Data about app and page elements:
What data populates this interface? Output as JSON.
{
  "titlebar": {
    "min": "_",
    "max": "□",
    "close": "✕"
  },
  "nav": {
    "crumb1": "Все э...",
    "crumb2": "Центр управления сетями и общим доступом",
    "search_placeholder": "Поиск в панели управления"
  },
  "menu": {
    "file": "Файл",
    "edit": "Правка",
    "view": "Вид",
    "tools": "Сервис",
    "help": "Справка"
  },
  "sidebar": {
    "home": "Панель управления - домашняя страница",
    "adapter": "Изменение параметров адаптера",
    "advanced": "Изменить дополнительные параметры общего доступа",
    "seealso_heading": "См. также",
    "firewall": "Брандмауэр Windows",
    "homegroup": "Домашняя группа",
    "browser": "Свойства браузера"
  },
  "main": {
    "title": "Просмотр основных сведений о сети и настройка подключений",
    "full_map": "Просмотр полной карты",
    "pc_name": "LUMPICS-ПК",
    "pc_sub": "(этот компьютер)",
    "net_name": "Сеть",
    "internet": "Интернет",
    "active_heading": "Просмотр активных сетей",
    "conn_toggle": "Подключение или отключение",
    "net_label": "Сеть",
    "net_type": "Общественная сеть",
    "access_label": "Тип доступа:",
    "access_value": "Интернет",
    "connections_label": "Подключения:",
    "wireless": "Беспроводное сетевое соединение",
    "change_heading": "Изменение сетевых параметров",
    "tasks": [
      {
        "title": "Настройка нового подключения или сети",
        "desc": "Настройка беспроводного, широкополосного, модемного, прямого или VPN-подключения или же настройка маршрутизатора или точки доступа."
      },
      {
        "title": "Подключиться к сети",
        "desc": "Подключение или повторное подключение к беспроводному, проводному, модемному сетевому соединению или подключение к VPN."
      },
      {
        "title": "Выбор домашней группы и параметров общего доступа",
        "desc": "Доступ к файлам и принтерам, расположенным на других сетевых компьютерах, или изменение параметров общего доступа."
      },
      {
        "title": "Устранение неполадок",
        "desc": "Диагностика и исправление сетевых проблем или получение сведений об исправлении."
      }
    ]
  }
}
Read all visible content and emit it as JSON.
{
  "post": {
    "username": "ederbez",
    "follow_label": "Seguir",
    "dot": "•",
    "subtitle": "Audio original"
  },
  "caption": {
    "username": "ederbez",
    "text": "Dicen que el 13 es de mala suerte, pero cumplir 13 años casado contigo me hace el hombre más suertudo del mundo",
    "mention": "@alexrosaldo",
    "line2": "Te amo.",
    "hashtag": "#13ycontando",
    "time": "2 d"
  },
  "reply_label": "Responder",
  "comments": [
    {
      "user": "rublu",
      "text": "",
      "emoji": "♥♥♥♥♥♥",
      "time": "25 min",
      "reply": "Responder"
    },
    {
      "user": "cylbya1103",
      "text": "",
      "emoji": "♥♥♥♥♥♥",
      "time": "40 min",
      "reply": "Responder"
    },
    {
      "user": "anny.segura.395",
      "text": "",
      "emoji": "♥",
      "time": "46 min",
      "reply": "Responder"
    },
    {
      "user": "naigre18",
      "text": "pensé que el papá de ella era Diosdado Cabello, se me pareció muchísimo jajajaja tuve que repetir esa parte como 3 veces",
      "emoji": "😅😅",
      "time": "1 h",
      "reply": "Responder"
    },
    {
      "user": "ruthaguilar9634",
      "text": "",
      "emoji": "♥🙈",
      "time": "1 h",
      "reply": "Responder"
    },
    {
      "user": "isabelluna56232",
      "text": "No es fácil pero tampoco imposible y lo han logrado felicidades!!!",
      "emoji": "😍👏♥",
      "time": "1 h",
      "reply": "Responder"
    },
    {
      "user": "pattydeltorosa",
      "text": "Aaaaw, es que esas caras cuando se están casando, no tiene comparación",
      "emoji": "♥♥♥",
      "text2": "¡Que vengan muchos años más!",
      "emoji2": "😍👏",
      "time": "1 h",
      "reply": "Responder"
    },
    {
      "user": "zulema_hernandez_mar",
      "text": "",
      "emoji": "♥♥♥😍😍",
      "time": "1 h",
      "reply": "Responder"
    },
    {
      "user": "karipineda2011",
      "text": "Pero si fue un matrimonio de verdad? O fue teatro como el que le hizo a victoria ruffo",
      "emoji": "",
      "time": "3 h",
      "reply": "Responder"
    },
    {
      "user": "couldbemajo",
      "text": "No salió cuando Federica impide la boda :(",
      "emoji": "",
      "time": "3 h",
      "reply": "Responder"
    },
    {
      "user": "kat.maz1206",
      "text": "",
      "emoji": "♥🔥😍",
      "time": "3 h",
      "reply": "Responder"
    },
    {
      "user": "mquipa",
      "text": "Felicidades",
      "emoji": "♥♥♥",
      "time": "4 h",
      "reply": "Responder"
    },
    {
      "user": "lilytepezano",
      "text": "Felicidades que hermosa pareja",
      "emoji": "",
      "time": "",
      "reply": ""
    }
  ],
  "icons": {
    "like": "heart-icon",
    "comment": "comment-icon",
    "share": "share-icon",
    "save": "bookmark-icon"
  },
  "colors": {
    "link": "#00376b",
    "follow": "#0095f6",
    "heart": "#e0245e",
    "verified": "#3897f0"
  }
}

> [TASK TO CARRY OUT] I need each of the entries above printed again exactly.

> [THE COMPLETED TASK]
What data populates this interface? Output as JSON.
{
  "titlebar": {
    "min": "_",
    "max": "□",
    "close": "✕"
  },
  "nav": {
    "crumb1": "Все э...",
    "crumb2": "Центр управления сетями и общим доступом",
    "search_placeholder": "Поиск в панели управления"
  },
  "menu": {
    "file": "Файл",
    "edit": "Правка",
    "view": "Вид",
    "tools": "Сервис",
    "help": "Справка"
  },
  "sidebar": {
    "home": "Панель управления - домашняя страница",
    "adapter": "Изменение параметров адаптера",
    "advanced": "Изменить дополнительные параметры общего доступа",
    "seealso_heading": "См. также",
    "firewall": "Брандмауэр Windows",
    "homegroup": "Домашняя группа",
    "browser": "Свойства браузера"
  },
  "main": {
    "title": "Просмотр основных сведений о сети и настройка подключений",
    "full_map": "Просмотр полной карты",
    "pc_name": "LUMPICS-ПК",
    "pc_sub": "(этот компьютер)",
    "net_name": "Сеть",
    "internet": "Интернет",
    "active_heading": "Просмотр активных сетей",
    "conn_toggle": "Подключение или отключение",
    "net_label": "Сеть",
    "net_type": "Общественная сеть",
    "access_label": "Тип доступа:",
    "access_value": "Интернет",
    "connections_label": "Подключения:",
    "wireless": "Беспроводное сетевое соединение",
    "change_heading": "Изменение сетевых параметров",
    "tasks": [
      {
        "title": "Настройка нового подключения или сети",
        "desc": "Настройка беспроводного, широкополосного, модемного, прямого или VPN-подключения или же настройка маршрутизатора или точки доступа."
      },
      {
        "title": "Подключиться к сети",
        "desc": "Подключение или повторное подключение к беспроводному, проводному, модемному сетевому соединению или подключение к VPN."
      },
      {
        "title": "Выбор домашней группы и параметров общего доступа",
        "desc": "Доступ к файлам и принтерам, расположенным на других сетевых компьютерах, или изменение параметров общего доступа."
      },
      {
        "title": "Устранение неполадок",
        "desc": "Диагностика и исправление сетевых проблем или получение сведений об исправлении."
      }
    ]
  }
}
Read all visible content and emit it as JSON.
{
  "post": {
    "username": "ederbez",
    "follow_label": "Seguir",
    "dot": "•",
    "subtitle": "Audio original"
  },
  "caption": {
    "username": "ederbez",
    "text": "Dicen que el 13 es de mala suerte, pero cumplir 13 años casado contigo me hace el hombre más suertudo del mundo",
    "mention": "@alexrosaldo",
    "line2": "Te amo.",
    "hashtag": "#13ycontando",
    "time": "2 d"
  },
  "reply_label": "Responder",
  "comments": [
    {
      "user": "rublu",
      "text": "",
      "emoji": "♥♥♥♥♥♥",
      "time": "25 min",
      "reply": "Responder"
    },
    {
      "user": "cylbya1103",
      "text": "",
      "emoji": "♥♥♥♥♥♥",
      "time": "40 min",
      "reply": "Responder"
    },
    {
      "user": "anny.segura.395",
      "text": "",
      "emoji": "♥",
      "time": "46 min",
      "reply": "Responder"
    },
    {
      "user": "naigre18",
      "text": "pensé que el papá de ella era Diosdado Cabello, se me pareció muchísimo jajajaja tuve que repetir esa parte como 3 veces",
      "emoji": "😅😅",
      "time": "1 h",
      "reply": "Responder"
    },
    {
      "user": "ruthaguilar9634",
      "text": "",
      "emoji": "♥🙈",
      "time": "1 h",
      "reply": "Responder"
    },
    {
      "user": "isabelluna56232",
      "text": "No es fácil pero tampoco imposible y lo han logrado felicidades!!!",
      "emoji": "😍👏♥",
      "time": "1 h",
      "reply": "Responder"
    },
    {
      "user": "pattydeltorosa",
      "text": "Aaaaw, es que esas caras cuando se están casando, no tiene comparación",
      "emoji": "♥♥♥",
      "text2": "¡Que vengan muchos años más!",
      "emoji2": "😍👏",
      "time": "1 h",
      "reply": "Responder"
    },
    {
      "user": "zulema_hernandez_mar",
      "text": "",
      "emoji": "♥♥♥😍😍",
      "time": "1 h",
      "reply": "Responder"
    },
    {
      "user": "karipineda2011",
      "text": "Pero si fue un matrimonio de verdad? O fue teatro como el que le hizo a victoria ruffo",
      "emoji": "",
      "time": "3 h",
      "reply": "Responder"
    },
    {
      "user": "couldbemajo",
      "text": "No salió cuando Federica impide la boda :(",
      "emoji": "",
      "time": "3 h",
      "reply": "Responder"
    },
    {
      "user": "kat.maz1206",
      "text": "",
      "emoji": "♥🔥😍",
      "time": "3 h",
      "reply": "Responder"
    },
    {
      "user": "mquipa",
      "text": "Felicidades",
      "emoji": "♥♥♥",
      "time": "4 h",
      "reply": "Responder"
    },
    {
      "user": "lilytepezano",
      "text": "Felicidades que hermosa pareja",
      "emoji": "",
      "time": "",
      "reply": ""
    }
  ],
  "icons": {
    "like": "heart-icon",
    "comment": "comment-icon",
    "share": "share-icon",
    "save": "bookmark-icon"
  },
  "colors": {
    "link": "#00376b",
    "follow": "#0095f6",
    "heart": "#e0245e",
    "verified": "#3897f0"
  }
}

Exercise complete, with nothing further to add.